Riverside Hospital Tests Vaccine Against Super Bug
Doctors at Riverside Hospital hope to reign in a killer and end misery for thousands of Americans, with a new vaccine. Tests have just started on one to fight the super bug called Clostridium Difficile, known as C-Diff.
Patients most at risk are those who have had antibiotics, who have been hospitalized, or who live in nursing homes.
Worthington resident Jill Stern spends a lot of time scrubbing her hands. She doesn't want a flare up of an illness she cannot seem to kick C-Diff. It's an intestinal bacteria that, ironically, multiplies when antibiotics kill off other bacteria.
"And as it grows, it produces a toxin that is very irritating and damaging to the lining of the colon," explained Dr. Ian Baird, infectious disease specialist at Riverside Hospital.
It kills 14-thousand people a year, and hospitalizes thousands more, but Dr. Baird sees hope on the horizon. That's because he's lead investigator at Riverside Hospital to test the first vaccine that may prevent this often deadly disease.
Jill knows just how debilitating C-Diff can be. She has no idea how she got it but says her illness started last year when her stomach swelled.
"I felt like I was 9 months pregnant and I started getting a lot of pain. In the bathroom ten times a day, maybe 15. It was awful," she said.
When doctors diagnosed Jill, they put her in isolation.
"We have a couple three drugs that are approved for treatment, but they don't work as well as we would like them to," Dr. Baird said.
Jill improved, until she developed an ear infection and got an antibiotic from a drugstore clinic.
"Five days into my antibiotic I had C-Diff again flaring up terribly and ended up in the hospital again with the complications," Jill said.
She worries about what might happen in the future if she gets seriously ill with different bacteria.
"What will I do the next time I have an ear infection or something that requires an antibiotic? I can never take them without a 75 percent risk of getting this back."

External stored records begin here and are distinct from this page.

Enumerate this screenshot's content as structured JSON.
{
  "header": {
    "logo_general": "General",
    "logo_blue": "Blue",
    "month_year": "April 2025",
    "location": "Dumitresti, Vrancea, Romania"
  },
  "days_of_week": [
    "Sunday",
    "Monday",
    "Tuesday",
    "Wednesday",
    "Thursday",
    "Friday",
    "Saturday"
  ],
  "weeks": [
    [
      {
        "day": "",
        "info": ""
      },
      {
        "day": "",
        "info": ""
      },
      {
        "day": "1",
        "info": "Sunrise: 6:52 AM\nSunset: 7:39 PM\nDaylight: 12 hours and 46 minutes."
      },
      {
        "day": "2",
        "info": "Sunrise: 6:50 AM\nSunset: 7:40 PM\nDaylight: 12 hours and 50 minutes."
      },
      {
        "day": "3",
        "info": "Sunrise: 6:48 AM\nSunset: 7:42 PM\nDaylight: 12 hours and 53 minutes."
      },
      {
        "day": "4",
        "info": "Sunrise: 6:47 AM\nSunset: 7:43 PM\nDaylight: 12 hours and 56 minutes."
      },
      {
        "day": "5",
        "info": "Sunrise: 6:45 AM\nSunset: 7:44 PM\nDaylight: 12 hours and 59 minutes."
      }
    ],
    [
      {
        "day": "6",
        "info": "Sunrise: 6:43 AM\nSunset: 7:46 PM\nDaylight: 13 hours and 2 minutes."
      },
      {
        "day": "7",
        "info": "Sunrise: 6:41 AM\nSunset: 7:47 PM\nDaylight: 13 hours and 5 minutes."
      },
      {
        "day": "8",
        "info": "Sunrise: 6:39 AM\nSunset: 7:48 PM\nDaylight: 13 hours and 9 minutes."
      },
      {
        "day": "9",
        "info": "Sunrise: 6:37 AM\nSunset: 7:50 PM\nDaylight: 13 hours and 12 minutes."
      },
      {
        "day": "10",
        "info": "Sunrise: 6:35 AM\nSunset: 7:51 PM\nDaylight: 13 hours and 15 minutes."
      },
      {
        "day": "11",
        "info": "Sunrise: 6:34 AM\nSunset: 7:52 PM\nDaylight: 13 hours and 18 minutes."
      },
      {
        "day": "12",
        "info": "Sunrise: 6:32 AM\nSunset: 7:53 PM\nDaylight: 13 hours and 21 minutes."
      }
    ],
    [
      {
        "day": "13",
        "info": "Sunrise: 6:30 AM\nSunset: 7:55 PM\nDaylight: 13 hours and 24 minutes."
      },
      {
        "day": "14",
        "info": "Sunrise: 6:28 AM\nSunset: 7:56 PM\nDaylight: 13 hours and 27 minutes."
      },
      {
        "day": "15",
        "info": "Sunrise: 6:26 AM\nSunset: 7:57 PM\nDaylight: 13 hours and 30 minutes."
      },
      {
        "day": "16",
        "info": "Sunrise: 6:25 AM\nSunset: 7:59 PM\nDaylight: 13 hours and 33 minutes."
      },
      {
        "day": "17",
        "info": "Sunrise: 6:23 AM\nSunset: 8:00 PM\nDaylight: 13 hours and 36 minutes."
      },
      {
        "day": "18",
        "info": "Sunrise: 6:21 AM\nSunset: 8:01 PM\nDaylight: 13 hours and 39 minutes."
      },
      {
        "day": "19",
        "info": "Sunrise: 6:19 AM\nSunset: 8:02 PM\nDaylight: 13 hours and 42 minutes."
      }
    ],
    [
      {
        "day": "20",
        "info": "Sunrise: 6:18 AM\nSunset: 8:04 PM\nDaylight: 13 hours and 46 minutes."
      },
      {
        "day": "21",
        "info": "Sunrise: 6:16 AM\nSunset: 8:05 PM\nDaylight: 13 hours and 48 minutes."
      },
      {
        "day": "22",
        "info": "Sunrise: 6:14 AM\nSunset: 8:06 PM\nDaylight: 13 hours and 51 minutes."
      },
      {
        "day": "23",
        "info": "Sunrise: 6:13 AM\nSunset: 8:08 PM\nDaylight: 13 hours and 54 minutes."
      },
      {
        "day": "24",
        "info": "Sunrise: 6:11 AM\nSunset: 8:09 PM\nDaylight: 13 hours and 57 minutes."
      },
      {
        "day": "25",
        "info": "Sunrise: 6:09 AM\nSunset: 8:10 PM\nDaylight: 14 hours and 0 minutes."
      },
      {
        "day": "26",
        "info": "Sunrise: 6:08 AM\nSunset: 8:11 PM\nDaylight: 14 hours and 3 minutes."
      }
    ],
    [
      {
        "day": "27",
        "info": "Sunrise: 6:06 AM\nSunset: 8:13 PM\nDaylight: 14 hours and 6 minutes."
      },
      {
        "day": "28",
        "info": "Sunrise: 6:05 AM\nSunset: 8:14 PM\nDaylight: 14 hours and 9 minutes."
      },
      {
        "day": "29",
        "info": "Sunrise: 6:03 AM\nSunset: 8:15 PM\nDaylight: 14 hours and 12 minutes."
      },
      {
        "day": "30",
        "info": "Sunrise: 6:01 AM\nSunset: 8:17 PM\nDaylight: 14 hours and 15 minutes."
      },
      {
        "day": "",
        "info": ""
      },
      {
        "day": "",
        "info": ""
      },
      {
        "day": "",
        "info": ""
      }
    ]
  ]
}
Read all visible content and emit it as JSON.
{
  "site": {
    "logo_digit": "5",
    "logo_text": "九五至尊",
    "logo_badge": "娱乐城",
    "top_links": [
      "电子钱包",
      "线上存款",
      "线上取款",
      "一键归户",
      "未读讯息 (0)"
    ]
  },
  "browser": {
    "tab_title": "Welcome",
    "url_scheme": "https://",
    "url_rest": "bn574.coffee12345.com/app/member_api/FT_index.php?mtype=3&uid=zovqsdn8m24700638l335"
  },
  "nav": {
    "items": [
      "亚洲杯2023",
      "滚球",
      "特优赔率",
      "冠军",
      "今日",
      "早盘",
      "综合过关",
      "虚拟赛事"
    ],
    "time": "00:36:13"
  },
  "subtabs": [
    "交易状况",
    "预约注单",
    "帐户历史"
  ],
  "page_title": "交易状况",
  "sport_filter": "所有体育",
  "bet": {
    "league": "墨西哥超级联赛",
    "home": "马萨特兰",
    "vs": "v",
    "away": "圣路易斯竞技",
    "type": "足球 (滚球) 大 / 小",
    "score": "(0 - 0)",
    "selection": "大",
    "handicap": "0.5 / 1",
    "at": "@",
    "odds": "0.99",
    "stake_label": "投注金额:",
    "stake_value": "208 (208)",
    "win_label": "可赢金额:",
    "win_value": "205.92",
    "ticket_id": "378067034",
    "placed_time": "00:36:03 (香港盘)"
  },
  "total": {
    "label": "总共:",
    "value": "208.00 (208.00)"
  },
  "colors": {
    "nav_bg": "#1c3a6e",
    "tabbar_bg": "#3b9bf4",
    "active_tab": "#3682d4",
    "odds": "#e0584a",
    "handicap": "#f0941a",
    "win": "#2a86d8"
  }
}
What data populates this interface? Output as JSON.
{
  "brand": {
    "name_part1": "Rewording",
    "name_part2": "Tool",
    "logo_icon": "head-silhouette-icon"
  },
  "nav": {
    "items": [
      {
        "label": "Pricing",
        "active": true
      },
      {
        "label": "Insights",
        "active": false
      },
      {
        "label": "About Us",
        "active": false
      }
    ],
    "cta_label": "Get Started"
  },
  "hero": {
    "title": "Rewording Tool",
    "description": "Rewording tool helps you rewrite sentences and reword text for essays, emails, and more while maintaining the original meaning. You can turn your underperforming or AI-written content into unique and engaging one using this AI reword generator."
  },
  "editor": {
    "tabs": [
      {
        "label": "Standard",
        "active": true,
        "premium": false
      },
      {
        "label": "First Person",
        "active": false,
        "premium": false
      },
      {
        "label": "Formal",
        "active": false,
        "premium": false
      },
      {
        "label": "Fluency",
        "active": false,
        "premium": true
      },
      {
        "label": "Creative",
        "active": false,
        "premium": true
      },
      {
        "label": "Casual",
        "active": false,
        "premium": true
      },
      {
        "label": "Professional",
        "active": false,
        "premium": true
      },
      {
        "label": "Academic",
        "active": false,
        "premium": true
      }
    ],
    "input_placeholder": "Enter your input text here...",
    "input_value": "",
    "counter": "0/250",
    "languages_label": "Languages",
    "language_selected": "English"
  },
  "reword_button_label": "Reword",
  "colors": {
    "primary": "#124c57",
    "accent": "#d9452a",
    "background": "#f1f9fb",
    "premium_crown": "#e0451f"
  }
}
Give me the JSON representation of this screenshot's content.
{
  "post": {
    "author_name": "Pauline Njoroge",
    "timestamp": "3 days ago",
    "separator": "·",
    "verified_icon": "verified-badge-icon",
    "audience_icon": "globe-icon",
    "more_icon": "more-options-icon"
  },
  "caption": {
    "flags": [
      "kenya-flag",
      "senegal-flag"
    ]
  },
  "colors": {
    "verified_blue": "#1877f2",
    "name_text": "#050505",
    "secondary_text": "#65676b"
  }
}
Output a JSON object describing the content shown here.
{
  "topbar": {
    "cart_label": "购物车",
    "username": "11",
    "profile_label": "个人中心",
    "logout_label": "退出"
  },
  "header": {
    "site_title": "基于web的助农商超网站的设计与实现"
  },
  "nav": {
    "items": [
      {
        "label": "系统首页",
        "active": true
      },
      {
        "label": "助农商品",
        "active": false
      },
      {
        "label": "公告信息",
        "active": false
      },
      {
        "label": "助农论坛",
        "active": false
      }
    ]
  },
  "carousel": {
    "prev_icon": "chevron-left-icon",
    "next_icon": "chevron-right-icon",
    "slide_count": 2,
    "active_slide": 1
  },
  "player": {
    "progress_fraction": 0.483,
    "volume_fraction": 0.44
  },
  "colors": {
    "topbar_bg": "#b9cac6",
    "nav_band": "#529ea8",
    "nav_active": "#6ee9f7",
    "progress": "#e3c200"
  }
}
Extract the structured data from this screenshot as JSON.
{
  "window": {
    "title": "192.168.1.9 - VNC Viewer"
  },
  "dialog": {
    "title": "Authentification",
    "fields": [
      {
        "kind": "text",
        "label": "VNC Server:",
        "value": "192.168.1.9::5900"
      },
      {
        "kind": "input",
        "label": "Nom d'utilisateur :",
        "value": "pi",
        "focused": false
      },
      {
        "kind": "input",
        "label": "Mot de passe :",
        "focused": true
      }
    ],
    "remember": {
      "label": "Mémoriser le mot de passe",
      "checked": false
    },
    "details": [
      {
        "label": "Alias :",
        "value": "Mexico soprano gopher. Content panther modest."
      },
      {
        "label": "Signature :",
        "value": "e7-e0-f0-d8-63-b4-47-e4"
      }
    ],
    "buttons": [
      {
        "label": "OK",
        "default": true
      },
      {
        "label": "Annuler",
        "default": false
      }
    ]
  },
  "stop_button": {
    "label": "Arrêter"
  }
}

Dr. Baird says that the clinical trial for the C-Diff vaccine will last five years. If it proves safe and effective, he thinks surgical patients might be the first to get the vaccine. That's because patients often are given antibiotics as a preventive before an operation.
"What really excites me is that fact that in infectious diseases we always want to try to prevent illness rather than treat it after it’s occurred," the doctor said.
But Jill dreams of a vaccine to end her illness, too.
"I would get it immediately," she said.